Information provided Start Marker

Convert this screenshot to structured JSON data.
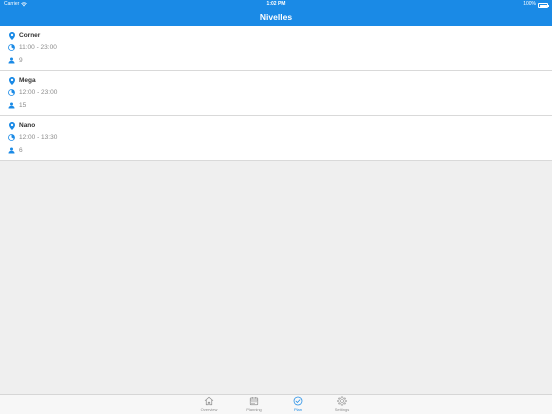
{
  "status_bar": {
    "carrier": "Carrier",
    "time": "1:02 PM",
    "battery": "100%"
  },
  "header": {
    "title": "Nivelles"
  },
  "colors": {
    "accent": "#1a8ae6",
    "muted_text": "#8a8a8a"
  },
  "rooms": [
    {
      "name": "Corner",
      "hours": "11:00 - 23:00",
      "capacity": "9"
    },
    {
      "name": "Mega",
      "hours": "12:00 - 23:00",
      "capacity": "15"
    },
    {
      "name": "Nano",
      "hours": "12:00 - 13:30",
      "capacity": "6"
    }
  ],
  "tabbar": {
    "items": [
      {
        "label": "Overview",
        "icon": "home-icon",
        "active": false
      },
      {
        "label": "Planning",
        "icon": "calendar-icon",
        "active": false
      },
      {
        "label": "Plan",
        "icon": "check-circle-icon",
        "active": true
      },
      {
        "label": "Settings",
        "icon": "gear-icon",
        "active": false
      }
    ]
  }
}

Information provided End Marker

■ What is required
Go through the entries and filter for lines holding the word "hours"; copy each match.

■ Result below
      "hours": "11:00 - 23:00",
      "hours": "12:00 - 23:00",
      "hours": "12:00 - 13:30",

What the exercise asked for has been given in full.